Wakefield Valley, the mineral-rich region between Westminster and New Windsor, would be affected by the amendment, along with some other areas in west-central Carroll.
The proposed amendment would not preclude mining expansions where quarry companies have submitted applications to the county and received state permits, said Solveig Smith, zoning administrator. The Union Bridge-based Lehigh Portland Cement Co. and Genstar Stone Products Co. have received permits to expand their operations.
The Arundel Corp. has expressed interest in opening a new quarry in the area, but has been stalled in court battles with the county and doesn't have state permits.
The amendment would protect quarry company interests, current residents and future homeowners in the region while the county develops its mining plan, say county officials.
Lehigh Plant Manager David H. Roush said he was glad residential areas were included in the amendment "so people won't say 'why did the county let us build here so close' " to a quarry area.
William B. Dulany, an attorney for the Arundel Corp., said a long-term moratorium could have a "drastic" effect on company plans.
Bernard L. Grove, a vice president at Genstar, said the company does not object to the amendment.
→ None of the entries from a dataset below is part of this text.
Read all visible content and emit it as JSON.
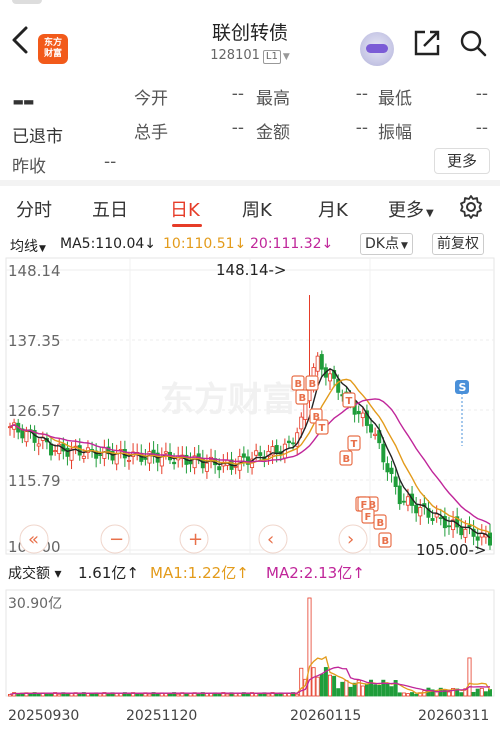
{
  "header": {
    "logo_line1": "东方",
    "logo_line2": "财富",
    "title": "联创转债",
    "code": "128101",
    "level_badge": "L1"
  },
  "quote": {
    "price": "--",
    "status": "已退市",
    "prev_close_label": "昨收",
    "prev_close_value": "--",
    "fields": [
      {
        "label": "今开",
        "value": "--"
      },
      {
        "label": "最高",
        "value": "--"
      },
      {
        "label": "最低",
        "value": "--"
      },
      {
        "label": "总手",
        "value": "--"
      },
      {
        "label": "金额",
        "value": "--"
      },
      {
        "label": "振幅",
        "value": "--"
      }
    ],
    "more_label": "更多"
  },
  "tabs": [
    {
      "label": "分时",
      "active": false
    },
    {
      "label": "五日",
      "active": false
    },
    {
      "label": "日K",
      "active": true
    },
    {
      "label": "周K",
      "active": false
    },
    {
      "label": "月K",
      "active": false
    },
    {
      "label": "更多",
      "active": false
    }
  ],
  "ma_bar": {
    "selector": "均线",
    "ma5": "MA5:110.04↓",
    "ma10": "10:110.51↓",
    "ma20": "20:111.32↓",
    "dk_label": "DK点",
    "adjust_label": "前复权"
  },
  "volume_bar": {
    "selector": "成交额",
    "value": "1.61亿↑",
    "ma1": "MA1:1.22亿↑",
    "ma2": "MA2:2.13亿↑"
  },
  "colors": {
    "up": "#e63c28",
    "down": "#1f9d3a",
    "ma5": "#222222",
    "ma10": "#e39b1b",
    "ma20": "#c0269a",
    "signal_b": "#e8704a",
    "signal_s": "#4a90d9",
    "accent": "#e63c28"
  },
  "chart_data": {
    "type": "candlestick",
    "y_ticks": [
      "148.14",
      "137.35",
      "126.57",
      "115.79",
      "105.00"
    ],
    "ylim": [
      105.0,
      148.14
    ],
    "x_ticks": [
      "20250930",
      "20251120",
      "20260115",
      "20260311"
    ],
    "max_label": "148.14->",
    "min_label": "105.00->",
    "volume_max_label": "30.90亿",
    "watermark": "东方财富",
    "nav_buttons": [
      "«",
      "−",
      "+",
      "‹",
      "›"
    ]
  }
}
Planners began working on the mining plan in August, once the Wakefield Valley Study Committee completed its report analyzing mining's impact on the county's economy and environment.
The New Windsor Community Action Project, a citizens group concerned that mining expansions could damage their property and water supplies, urged the County Commissioners last year to impose a moratorium on new quarry operations. The commissioners sent the request to the County Planning and Zoning Commission, which rejected the proposal in July 1989.
That proposal did not include residential development.
Commissioners John L. Armacost and Julia W. Gouge opposed a moratorium last year, but agreed Tuesday to have a public hearing.
Commissioner Jeff Griffith said he hoped the amendment could be adopted before the Nov. 6 general election "so the next Board of County Commissioners won't have to deal with it." It could take new commissioners one year or more to grasp the situation, and "by then it could be too late," he said. "It's our responsibility."